### Action item
Pictures excluded, copy every record that follows exactly as it appears.

### Available records
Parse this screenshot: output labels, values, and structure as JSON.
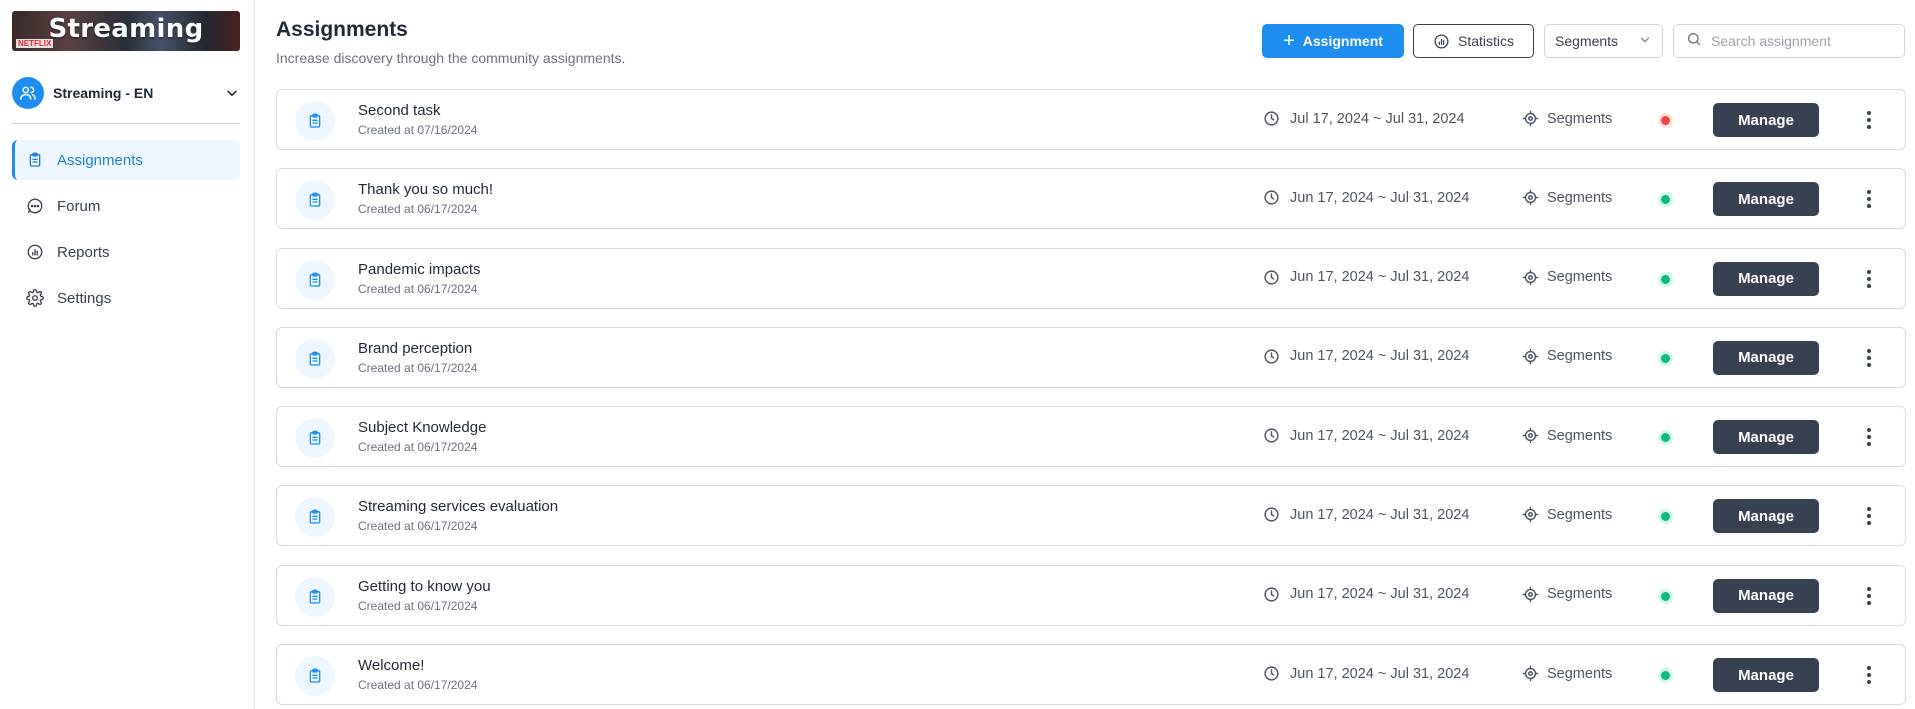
{
  "sidebar": {
    "brand_title": "Streaming",
    "brand_badge": "NETFLIX",
    "workspace_name": "Streaming - EN",
    "items": [
      {
        "label": "Assignments",
        "icon": "clipboard-icon",
        "active": true
      },
      {
        "label": "Forum",
        "icon": "chat-bubble-icon",
        "active": false
      },
      {
        "label": "Reports",
        "icon": "pie-chart-icon",
        "active": false
      },
      {
        "label": "Settings",
        "icon": "gear-icon",
        "active": false
      }
    ]
  },
  "header": {
    "title": "Assignments",
    "subtitle": "Increase discovery through the community assignments.",
    "add_button": "Assignment",
    "stats_button": "Statistics",
    "segments_select": "Segments",
    "search_placeholder": "Search assignment"
  },
  "assignments": [
    {
      "title": "Second task",
      "created": "Created at 07/16/2024",
      "date_range": "Jul 17, 2024 ~ Jul 31, 2024",
      "segments": "Segments",
      "status": "red",
      "action": "Manage"
    },
    {
      "title": "Thank you so much!",
      "created": "Created at 06/17/2024",
      "date_range": "Jun 17, 2024 ~ Jul 31, 2024",
      "segments": "Segments",
      "status": "green",
      "action": "Manage"
    },
    {
      "title": "Pandemic impacts",
      "created": "Created at 06/17/2024",
      "date_range": "Jun 17, 2024 ~ Jul 31, 2024",
      "segments": "Segments",
      "status": "green",
      "action": "Manage"
    },
    {
      "title": "Brand perception",
      "created": "Created at 06/17/2024",
      "date_range": "Jun 17, 2024 ~ Jul 31, 2024",
      "segments": "Segments",
      "status": "green",
      "action": "Manage"
    },
    {
      "title": "Subject Knowledge",
      "created": "Created at 06/17/2024",
      "date_range": "Jun 17, 2024 ~ Jul 31, 2024",
      "segments": "Segments",
      "status": "green",
      "action": "Manage"
    },
    {
      "title": "Streaming services evaluation",
      "created": "Created at 06/17/2024",
      "date_range": "Jun 17, 2024 ~ Jul 31, 2024",
      "segments": "Segments",
      "status": "green",
      "action": "Manage"
    },
    {
      "title": "Getting to know you",
      "created": "Created at 06/17/2024",
      "date_range": "Jun 17, 2024 ~ Jul 31, 2024",
      "segments": "Segments",
      "status": "green",
      "action": "Manage"
    },
    {
      "title": "Welcome!",
      "created": "Created at 06/17/2024",
      "date_range": "Jun 17, 2024 ~ Jul 31, 2024",
      "segments": "Segments",
      "status": "green",
      "action": "Manage"
    }
  ],
  "colors": {
    "accent": "#1d8ef0",
    "dark_button": "#374151",
    "status_green": "#10b981",
    "status_red": "#ef4444"
  }
}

### Answer below
Parse this screenshot: output labels, values, and structure as JSON.
{
  "sidebar": {
    "brand_title": "Streaming",
    "brand_badge": "NETFLIX",
    "workspace_name": "Streaming - EN",
    "items": [
      {
        "label": "Assignments",
        "icon": "clipboard-icon",
        "active": true
      },
      {
        "label": "Forum",
        "icon": "chat-bubble-icon",
        "active": false
      },
      {
        "label": "Reports",
        "icon": "pie-chart-icon",
        "active": false
      },
      {
        "label": "Settings",
        "icon": "gear-icon",
        "active": false
      }
    ]
  },
  "header": {
    "title": "Assignments",
    "subtitle": "Increase discovery through the community assignments.",
    "add_button": "Assignment",
    "stats_button": "Statistics",
    "segments_select": "Segments",
    "search_placeholder": "Search assignment"
  },
  "assignments": [
    {
      "title": "Second task",
      "created": "Created at 07/16/2024",
      "date_range": "Jul 17, 2024 ~ Jul 31, 2024",
      "segments": "Segments",
      "status": "red",
      "action": "Manage"
    },
    {
      "title": "Thank you so much!",
      "created": "Created at 06/17/2024",
      "date_range": "Jun 17, 2024 ~ Jul 31, 2024",
      "segments": "Segments",
      "status": "green",
      "action": "Manage"
    },
    {
      "title": "Pandemic impacts",
      "created": "Created at 06/17/2024",
      "date_range": "Jun 17, 2024 ~ Jul 31, 2024",
      "segments": "Segments",
      "status": "green",
      "action": "Manage"
    },
    {
      "title": "Brand perception",
      "created": "Created at 06/17/2024",
      "date_range": "Jun 17, 2024 ~ Jul 31, 2024",
      "segments": "Segments",
      "status": "green",
      "action": "Manage"
    },
    {
      "title": "Subject Knowledge",
      "created": "Created at 06/17/2024",
      "date_range": "Jun 17, 2024 ~ Jul 31, 2024",
      "segments": "Segments",
      "status": "green",
      "action": "Manage"
    },
    {
      "title": "Streaming services evaluation",
      "created": "Created at 06/17/2024",
      "date_range": "Jun 17, 2024 ~ Jul 31, 2024",
      "segments": "Segments",
      "status": "green",
      "action": "Manage"
    },
    {
      "title": "Getting to know you",
      "created": "Created at 06/17/2024",
      "date_range": "Jun 17, 2024 ~ Jul 31, 2024",
      "segments": "Segments",
      "status": "green",
      "action": "Manage"
    },
    {
      "title": "Welcome!",
      "created": "Created at 06/17/2024",
      "date_range": "Jun 17, 2024 ~ Jul 31, 2024",
      "segments": "Segments",
      "status": "green",
      "action": "Manage"
    }
  ],
  "colors": {
    "accent": "#1d8ef0",
    "dark_button": "#374151",
    "status_green": "#10b981",
    "status_red": "#ef4444"
  }
}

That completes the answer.